Recently, the telecommunications regulatory body Ofcom announced that 1 in 3 broadband connections are now superfast, however this still means that two-thirds of broadband connections across the UK are below the industry standard. Just last week Fluidata reported that London has the slowest average broadband speeds in the UK and that it is considerably behind its European counterparts. Therefore, the fact that Ofcom reported that average UK broadband speeds have increased from 18.7Mb/s in May 2014 to 22.8Mb/s today is not something to be overly excited about, especially as the European average is 36.4Mb/s.
Steve Unger, Acting Ofcom Chief Executive, said: “The UK has seen significant investment in superfast broadband, and millions of households are now benefitting from faster speeds and more choice. But there’s still more to be done to ensure that everyone can share in those benefits.

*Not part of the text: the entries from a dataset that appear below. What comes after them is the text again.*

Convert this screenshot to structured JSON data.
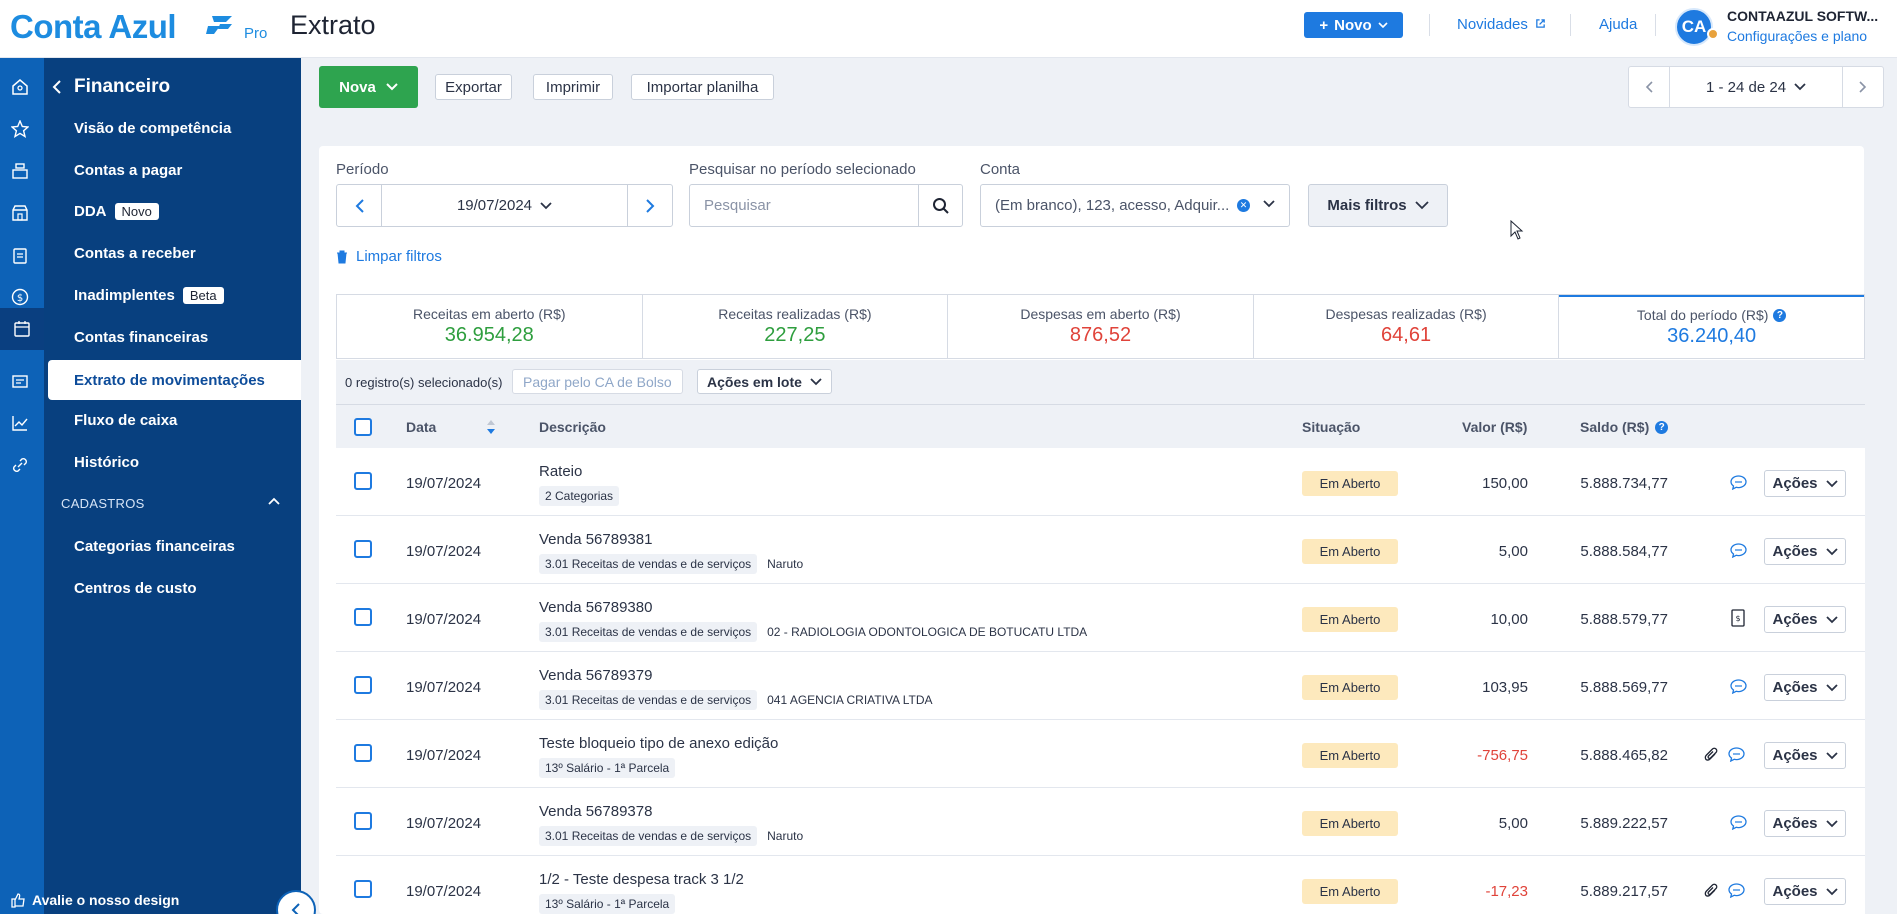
{
  "app": {
    "logo_text": "Conta Azul",
    "logo_tier": "Pro",
    "page_title": "Extrato"
  },
  "header": {
    "novo_label": "Novo",
    "novidades_label": "Novidades",
    "ajuda_label": "Ajuda",
    "avatar_initials": "CA",
    "company_name": "CONTAAZUL SOFTW...",
    "company_link": "Configurações e plano"
  },
  "sidebar": {
    "title": "Financeiro",
    "items": [
      {
        "label": "Visão de competência"
      },
      {
        "label": "Contas a pagar"
      },
      {
        "label": "DDA",
        "badge": "Novo"
      },
      {
        "label": "Contas a receber"
      },
      {
        "label": "Inadimplentes",
        "badge": "Beta"
      },
      {
        "label": "Contas financeiras"
      },
      {
        "label": "Extrato de movimentações",
        "active": true
      },
      {
        "label": "Fluxo de caixa"
      },
      {
        "label": "Histórico"
      }
    ],
    "section_label": "CADASTROS",
    "section_items": [
      {
        "label": "Categorias financeiras"
      },
      {
        "label": "Centros de custo"
      }
    ],
    "footer_label": "Avalie o nosso design"
  },
  "toolbar": {
    "nova_label": "Nova",
    "exportar_label": "Exportar",
    "imprimir_label": "Imprimir",
    "importar_label": "Importar planilha",
    "pager_text": "1 - 24 de 24"
  },
  "filters": {
    "periodo_label": "Período",
    "periodo_value": "19/07/2024",
    "search_label": "Pesquisar no período selecionado",
    "search_placeholder": "Pesquisar",
    "conta_label": "Conta",
    "conta_value": "(Em branco), 123, acesso, Adquir...",
    "mais_filtros_label": "Mais filtros",
    "limpar_label": "Limpar filtros"
  },
  "summary": [
    {
      "label": "Receitas em aberto (R$)",
      "value": "36.954,28",
      "color": "#2e9e3e"
    },
    {
      "label": "Receitas realizadas (R$)",
      "value": "227,25",
      "color": "#2e9e3e"
    },
    {
      "label": "Despesas em aberto (R$)",
      "value": "876,52",
      "color": "#e0433a"
    },
    {
      "label": "Despesas realizadas (R$)",
      "value": "64,61",
      "color": "#e0433a"
    },
    {
      "label": "Total do período (R$)",
      "value": "36.240,40",
      "color": "#1e7ae0"
    }
  ],
  "batch": {
    "count_text": "0 registro(s) selecionado(s)",
    "pagar_label": "Pagar pelo CA de Bolso",
    "acoes_lote_label": "Ações em lote"
  },
  "table": {
    "columns": {
      "data": "Data",
      "descricao": "Descrição",
      "situacao": "Situação",
      "valor": "Valor (R$)",
      "saldo": "Saldo (R$)"
    },
    "action_label": "Ações",
    "rows": [
      {
        "date": "19/07/2024",
        "desc": "Rateio",
        "tag": "2 Categorias",
        "extra": "",
        "status": "Em Aberto",
        "valor": "150,00",
        "negative": false,
        "saldo": "5.888.734,77",
        "icon": "comment-icon",
        "clip": false
      },
      {
        "date": "19/07/2024",
        "desc": "Venda 56789381",
        "tag": "3.01 Receitas de vendas e de serviços",
        "extra": "Naruto",
        "status": "Em Aberto",
        "valor": "5,00",
        "negative": false,
        "saldo": "5.888.584,77",
        "icon": "comment-icon",
        "clip": false
      },
      {
        "date": "19/07/2024",
        "desc": "Venda 56789380",
        "tag": "3.01 Receitas de vendas e de serviços",
        "extra": "02 - RADIOLOGIA ODONTOLOGICA DE BOTUCATU LTDA",
        "status": "Em Aberto",
        "valor": "10,00",
        "negative": false,
        "saldo": "5.888.579,77",
        "icon": "invoice-icon",
        "clip": false
      },
      {
        "date": "19/07/2024",
        "desc": "Venda 56789379",
        "tag": "3.01 Receitas de vendas e de serviços",
        "extra": "041 AGENCIA CRIATIVA LTDA",
        "status": "Em Aberto",
        "valor": "103,95",
        "negative": false,
        "saldo": "5.888.569,77",
        "icon": "comment-icon",
        "clip": false
      },
      {
        "date": "19/07/2024",
        "desc": "Teste bloqueio tipo de anexo edição",
        "tag": "13º Salário - 1ª Parcela",
        "extra": "",
        "status": "Em Aberto",
        "valor": "-756,75",
        "negative": true,
        "saldo": "5.888.465,82",
        "icon": "comment-icon",
        "clip": true
      },
      {
        "date": "19/07/2024",
        "desc": "Venda 56789378",
        "tag": "3.01 Receitas de vendas e de serviços",
        "extra": "Naruto",
        "status": "Em Aberto",
        "valor": "5,00",
        "negative": false,
        "saldo": "5.889.222,57",
        "icon": "comment-icon",
        "clip": false
      },
      {
        "date": "19/07/2024",
        "desc": "1/2 - Teste despesa track 3 1/2",
        "tag": "13º Salário - 1ª Parcela",
        "extra": "",
        "status": "Em Aberto",
        "valor": "-17,23",
        "negative": true,
        "saldo": "5.889.217,57",
        "icon": "comment-icon",
        "clip": true
      }
    ]
  },
  "colors": {
    "brand": "#1d8ce0",
    "sidebar": "#08407f",
    "rail": "#0d62b7",
    "primary_green": "#2ea44f",
    "status_open": "#fde9bd"
  }
}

“It’s encouraging to see continued investment in infrastructure from broadband providers, supported by Government funding to bring faster broadband to harder to reach areas. By providing the best possible information, Ofcom can help people understand the broadband services available to them and what they can do to get the most from their broadband.”
Chris Townsend from Broadband Delivery UK (BDUK) has also recently claimed that the UK is moving forward when it comes to superfast broadband, and told a Westminster eForum: “We’ve made a lot of progress in nine months. There’s a lot to do, but we’re on track. These are some very, very ambitious targets and I’m sure there is some doubt as to whether these will be achieved. My overall target for phase one is 4.2 million [properties], we’re half way there. We’re aiming to get to that figure in early 2016 and I can assure you we are slightly ahead of that target.”
Even though BDUK believes their targets are “ambitious”, many of those living in the UK feel that they are not doing enough, with a recent survey revealing that a large percentage of people believe that all broadband providers should be required to provide a minimum speed of 5Mb/s. ISPreview, the company behind the survey, revealed that 71.5% of those who took part believe there should be a Universal Service Obligation (USO) placed on ISPs including BT, however their bills should not be affected by it.
Currently, UK ISPs have to adhere to the Universal Service Commitment (USC) which states: “data rates that are sufficient to permit functional internet access,” however this doesn’t enforce a high-level of service. This is why so many consumers and businesses want clearer and more robust USOs in place that will ensure that they not only receive value for money but also a basic level of Internet connectivity.
Here at Fluidata we understand how important it is for connectivity solutions to be reliable, especially as an SME. This is why we have recently launched our new Service Level Agreement product, SLA+, which offers our customers greater compensation should their services ever be down. Our Managing Director, Piers Daniell said: “High-speed Internet access is essential for businesses to operate. Companies want assurances that they won’t have any disruption to their service, which could cost them heavily.
“We can give that assurance, and our SLA+ is proof of our commitment to customer service. Service levels like this are essential now in our industry especially around measures like Jitter, Packet Loss or Latency.”
Reliability is becoming a huge buzzword in the connectivity sector right now, as even though some ISPs claim that they are providing their customers certain services the truth is many are still lagging behind. Even if a USO was brought into place, it would still be difficult for ISPs to ensure that they provide everyone across the country speeds of at least 5Mb/s.